Iron Chef has transformed the way we perceive culinary challenges – the “blood, sweat, and tears” of cooking finally has a stage, and food’s competitive qualities have been taken to a whole new level. The show certainly left an impression on my mom: a business-savvy, energetic woman who loves the prospect of a challenge. So naturally, my visits home are often paired with an Iron Chef-like arrangement. My most recent challenge: Cornish Game Hens…well, that took me through a loop considering a) I had never prepared these before, and b) couldn’t even begin to imagine how they were suited for spring fare. After stumbling through several menu options, I finally landed on one that suited my standards: Roasted Cornish Hens with White Wine-Scallion Sauce.
Cornish hens are a peculiar kind of bird: they aren’t actually a game bird, but in fact a hybrid of Cornish Game and the Plymouth Chicken. Though identified as “hens,” these birds can be either male or female, and often weigh no more than 3 pounds. I was pretty floored when my mom asked me to prepare these hens for the dinner party she was hosting, especially since I’d always thought of them as that “other” holiday bird (i.e. the simpler alternative to roast turkey).
My trick in making these hens “Spring-friendly” was a combination of REALLY fresh herbs and seasonal ingredients, like scallions and shallots. Complementing these birds with strong flavors is vital considering the meat has a rather dull taste on its own. Rather than stuffing them with actual stuffing (a holiday trend), I threw in a few aromatics to help infuse the meat with more flavor. The result was an elegant, flavorful dish that had all the right notes of Spring. Our guests enjoyed nearly every last bite of their individual helpings (yet in all honesty, I’ll probably reserve future attempts with Cornish hens for the colder months) – click HERE to see the recipe for this unique dish.
For dessert, I wanted to make a cake that packed a punch but was a lighter afterthought to the entree. I’ve got a crush on vanilla beans, so shelled out $14 for TWO beans (that’s not a typo) and made a Golden Vanilla Bean Pound Cake that was out-of-this-world good. The trick with this cake is having your butter and eggs at ROOM temperature. Yes, this means shelving your fears of leaving them unrefrigerated and just letting them sit out – if I can leave you with any piece of advice when it comes to baking, this is it.

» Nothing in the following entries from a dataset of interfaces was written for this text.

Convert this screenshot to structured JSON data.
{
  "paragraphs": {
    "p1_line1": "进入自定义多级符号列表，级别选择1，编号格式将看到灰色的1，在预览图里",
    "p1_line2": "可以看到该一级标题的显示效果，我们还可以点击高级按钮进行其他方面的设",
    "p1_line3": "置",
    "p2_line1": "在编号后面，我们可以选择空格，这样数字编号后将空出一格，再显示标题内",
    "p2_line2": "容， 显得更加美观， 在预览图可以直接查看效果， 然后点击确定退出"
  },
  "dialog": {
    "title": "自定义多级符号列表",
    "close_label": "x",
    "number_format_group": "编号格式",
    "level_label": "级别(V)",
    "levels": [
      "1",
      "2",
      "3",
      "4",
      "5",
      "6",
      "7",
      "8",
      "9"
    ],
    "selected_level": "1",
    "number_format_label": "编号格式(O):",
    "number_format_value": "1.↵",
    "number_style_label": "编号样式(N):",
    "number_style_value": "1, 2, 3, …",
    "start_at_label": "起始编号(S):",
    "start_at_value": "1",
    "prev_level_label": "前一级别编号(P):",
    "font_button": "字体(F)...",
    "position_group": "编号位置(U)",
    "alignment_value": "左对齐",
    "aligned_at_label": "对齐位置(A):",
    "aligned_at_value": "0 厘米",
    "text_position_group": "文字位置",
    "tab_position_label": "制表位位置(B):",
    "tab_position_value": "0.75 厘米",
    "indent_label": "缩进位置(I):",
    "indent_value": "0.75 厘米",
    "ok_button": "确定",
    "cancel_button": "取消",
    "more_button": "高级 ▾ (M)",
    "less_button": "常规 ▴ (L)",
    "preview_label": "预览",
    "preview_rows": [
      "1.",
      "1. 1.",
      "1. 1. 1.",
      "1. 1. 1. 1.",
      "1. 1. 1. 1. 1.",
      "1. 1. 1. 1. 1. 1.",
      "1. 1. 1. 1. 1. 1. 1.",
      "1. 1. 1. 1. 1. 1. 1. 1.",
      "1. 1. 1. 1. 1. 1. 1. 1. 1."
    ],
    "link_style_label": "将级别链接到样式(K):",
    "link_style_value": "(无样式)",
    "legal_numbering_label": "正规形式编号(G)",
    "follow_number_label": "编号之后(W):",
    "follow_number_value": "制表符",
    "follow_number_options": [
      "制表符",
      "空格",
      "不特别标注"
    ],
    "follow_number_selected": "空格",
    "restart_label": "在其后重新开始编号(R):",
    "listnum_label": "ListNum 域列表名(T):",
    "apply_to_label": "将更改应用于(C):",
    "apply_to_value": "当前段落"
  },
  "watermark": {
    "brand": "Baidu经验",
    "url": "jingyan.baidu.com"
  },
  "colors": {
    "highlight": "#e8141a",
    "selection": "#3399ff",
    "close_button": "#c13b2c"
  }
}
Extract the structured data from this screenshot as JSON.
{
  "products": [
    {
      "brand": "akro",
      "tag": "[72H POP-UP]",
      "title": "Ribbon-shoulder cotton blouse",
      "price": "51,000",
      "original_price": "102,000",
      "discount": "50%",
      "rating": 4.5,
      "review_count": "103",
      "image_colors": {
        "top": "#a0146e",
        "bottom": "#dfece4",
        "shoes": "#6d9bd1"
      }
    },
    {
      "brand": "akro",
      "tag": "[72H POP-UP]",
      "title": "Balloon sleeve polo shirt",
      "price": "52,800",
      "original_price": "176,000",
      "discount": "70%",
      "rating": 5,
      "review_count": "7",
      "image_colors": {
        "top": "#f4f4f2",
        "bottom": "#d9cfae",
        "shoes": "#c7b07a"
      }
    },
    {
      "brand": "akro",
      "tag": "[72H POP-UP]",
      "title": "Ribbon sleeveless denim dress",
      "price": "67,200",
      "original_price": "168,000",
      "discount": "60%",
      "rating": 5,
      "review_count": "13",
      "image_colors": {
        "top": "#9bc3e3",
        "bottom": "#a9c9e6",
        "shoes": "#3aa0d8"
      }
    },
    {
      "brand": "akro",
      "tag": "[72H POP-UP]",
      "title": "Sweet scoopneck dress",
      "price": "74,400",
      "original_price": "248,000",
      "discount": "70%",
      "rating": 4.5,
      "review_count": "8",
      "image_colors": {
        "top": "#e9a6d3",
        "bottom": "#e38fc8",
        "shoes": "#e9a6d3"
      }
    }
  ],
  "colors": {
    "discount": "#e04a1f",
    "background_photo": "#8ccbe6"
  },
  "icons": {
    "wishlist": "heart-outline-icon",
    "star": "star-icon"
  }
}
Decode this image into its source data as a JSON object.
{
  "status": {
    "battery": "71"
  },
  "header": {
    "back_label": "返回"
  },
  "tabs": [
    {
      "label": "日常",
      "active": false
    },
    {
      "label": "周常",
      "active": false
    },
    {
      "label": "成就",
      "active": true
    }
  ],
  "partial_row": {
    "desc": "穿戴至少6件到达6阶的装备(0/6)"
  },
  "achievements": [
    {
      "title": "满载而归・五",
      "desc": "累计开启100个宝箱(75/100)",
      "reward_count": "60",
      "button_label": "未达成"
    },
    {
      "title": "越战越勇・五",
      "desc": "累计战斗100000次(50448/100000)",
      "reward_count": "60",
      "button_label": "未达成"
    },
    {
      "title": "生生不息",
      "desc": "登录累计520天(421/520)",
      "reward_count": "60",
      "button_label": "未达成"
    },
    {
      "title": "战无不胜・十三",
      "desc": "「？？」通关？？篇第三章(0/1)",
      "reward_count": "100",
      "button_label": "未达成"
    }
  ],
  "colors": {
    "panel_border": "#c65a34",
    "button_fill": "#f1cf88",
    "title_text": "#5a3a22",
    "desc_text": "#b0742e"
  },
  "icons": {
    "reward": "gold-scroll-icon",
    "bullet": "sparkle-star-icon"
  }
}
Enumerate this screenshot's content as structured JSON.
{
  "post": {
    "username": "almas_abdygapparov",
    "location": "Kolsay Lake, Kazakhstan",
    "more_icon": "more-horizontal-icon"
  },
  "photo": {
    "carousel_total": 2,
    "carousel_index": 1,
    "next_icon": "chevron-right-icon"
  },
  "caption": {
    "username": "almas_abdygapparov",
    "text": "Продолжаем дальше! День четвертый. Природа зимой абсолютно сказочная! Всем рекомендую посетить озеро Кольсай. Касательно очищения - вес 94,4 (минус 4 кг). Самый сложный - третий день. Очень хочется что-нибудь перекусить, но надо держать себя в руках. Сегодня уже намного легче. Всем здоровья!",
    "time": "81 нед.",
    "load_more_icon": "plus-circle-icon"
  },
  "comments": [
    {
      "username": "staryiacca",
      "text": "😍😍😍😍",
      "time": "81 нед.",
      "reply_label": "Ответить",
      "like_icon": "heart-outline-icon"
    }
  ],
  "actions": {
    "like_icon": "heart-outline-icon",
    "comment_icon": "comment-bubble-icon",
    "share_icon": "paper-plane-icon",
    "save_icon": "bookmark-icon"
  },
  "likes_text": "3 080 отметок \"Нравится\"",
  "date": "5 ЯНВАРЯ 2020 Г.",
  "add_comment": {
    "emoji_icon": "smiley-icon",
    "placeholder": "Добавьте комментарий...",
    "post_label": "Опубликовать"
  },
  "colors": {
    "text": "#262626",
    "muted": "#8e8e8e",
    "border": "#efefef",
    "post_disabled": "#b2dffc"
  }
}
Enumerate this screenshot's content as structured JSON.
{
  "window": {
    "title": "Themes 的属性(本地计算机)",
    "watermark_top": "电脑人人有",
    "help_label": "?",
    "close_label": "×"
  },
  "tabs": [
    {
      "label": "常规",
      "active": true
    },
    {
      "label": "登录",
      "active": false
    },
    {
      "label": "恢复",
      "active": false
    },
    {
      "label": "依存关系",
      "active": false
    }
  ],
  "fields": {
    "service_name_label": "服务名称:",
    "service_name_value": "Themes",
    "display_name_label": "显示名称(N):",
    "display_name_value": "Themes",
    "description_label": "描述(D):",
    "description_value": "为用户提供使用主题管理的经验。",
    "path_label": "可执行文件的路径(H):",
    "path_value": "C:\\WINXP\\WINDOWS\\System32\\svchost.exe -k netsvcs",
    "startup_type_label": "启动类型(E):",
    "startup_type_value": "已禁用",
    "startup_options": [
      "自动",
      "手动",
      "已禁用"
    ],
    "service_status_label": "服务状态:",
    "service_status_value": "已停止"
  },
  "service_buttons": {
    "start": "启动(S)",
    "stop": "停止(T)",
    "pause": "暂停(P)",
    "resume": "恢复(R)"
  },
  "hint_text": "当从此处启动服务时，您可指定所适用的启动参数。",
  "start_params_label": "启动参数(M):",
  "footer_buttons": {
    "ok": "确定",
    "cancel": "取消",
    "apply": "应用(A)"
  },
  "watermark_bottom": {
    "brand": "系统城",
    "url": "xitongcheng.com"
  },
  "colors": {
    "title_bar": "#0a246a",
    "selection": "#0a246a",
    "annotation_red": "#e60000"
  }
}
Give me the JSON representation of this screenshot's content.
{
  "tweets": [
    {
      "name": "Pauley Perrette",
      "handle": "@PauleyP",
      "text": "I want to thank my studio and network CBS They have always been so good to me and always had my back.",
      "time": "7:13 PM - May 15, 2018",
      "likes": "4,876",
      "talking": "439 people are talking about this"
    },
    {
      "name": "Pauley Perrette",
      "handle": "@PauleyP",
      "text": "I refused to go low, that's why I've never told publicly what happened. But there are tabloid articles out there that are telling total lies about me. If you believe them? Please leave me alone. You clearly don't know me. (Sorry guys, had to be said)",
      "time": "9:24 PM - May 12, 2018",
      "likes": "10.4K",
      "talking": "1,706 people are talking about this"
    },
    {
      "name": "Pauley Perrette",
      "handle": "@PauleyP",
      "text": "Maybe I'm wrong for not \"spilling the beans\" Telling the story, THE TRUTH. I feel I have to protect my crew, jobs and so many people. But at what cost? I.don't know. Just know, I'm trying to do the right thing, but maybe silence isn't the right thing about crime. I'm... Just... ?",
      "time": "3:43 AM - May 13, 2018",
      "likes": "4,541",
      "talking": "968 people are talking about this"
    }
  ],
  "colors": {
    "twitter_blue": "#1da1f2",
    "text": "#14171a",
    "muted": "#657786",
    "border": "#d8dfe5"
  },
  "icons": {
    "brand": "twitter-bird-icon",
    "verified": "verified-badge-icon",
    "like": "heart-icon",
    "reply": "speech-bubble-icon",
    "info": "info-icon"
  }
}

In line with the menu’s seasonal trend, I topped each slice with sherry-macerated strawberries that paired beautifully with the cake’s buttery, golden texture. Feel free to pair it with whatever strikes your fancy – ice cream, caramel, etc. Though simple to make, this cake is definitely not simple in taste, and makes for the perfect weeknight indulgence – click HERE for this heavenly treat.
For this pairing, I thought it appropriate to pair a piece of music that took on a classic, venerable topic and gave it an avant garde spin. That led me to Stravinsky’s Firebird Suite. In folklore, the firebird is (more often than not) a coveted prize that induces a challenging quest by the story’s hero. Stravinsky acknowledged his own reservations on the “challenge” of composing the music for this ballet (similar to my reservations on preparing this dish):
“The Firebird did not attract me as a subject. Like all story ballets it demanded descriptive music of a kind I did not want to write..However…I know that, in truth, my reservations about the subject were also an advance defense for my not being sure I could.”
The music is an entirely different matter – even though it was his first, it is perhaps the most widely recognized and acclaimed of Stravinsky’s ballets (even more so thanks to Disney’s Fantasia 2000). The opening passage (alternating between thirds and seconds of a tritone in the cello, bass and viola lines) set the “supernatural” setting of the hero’s quest, which ultimately ends in a truly majestic Finale (an ending that is admittedly uncharacteristic of Stravinsky). Yet the piece still demonstrates what will become the composer’s greatest qualities in later works. The primitive style that would take on a whole new level in Rite of Spring finds a starting point in this work, with metric dynamism that keeps demands a keen concentration from performers and listeners alike. Two examples being the offset downbeat of the Danse Infernale, and the 7/4 time signature of the Finale. Additionally, the orchestration of the work was substantial for the time, with Stravinsky even claiming it to be “wastefully large.” Despite this claim, the orchestral force brings a rich quality to the piece that has truly come to define the music. For the recording, I found a fabulous video of Claudio Abbado with the Lucerne Festival Orchestra – enjoy!
– “Cornish game hen,” Wikipedia.com
– “Firebird (Slavic Folklore),” Wikipedia.com
– Huscher, Phillip. “Program Notes: Igor Stravinsky – The Firebird” Chicago Symphony Orchestra
– “About the Piece: The Firebird (complete),” LA Phil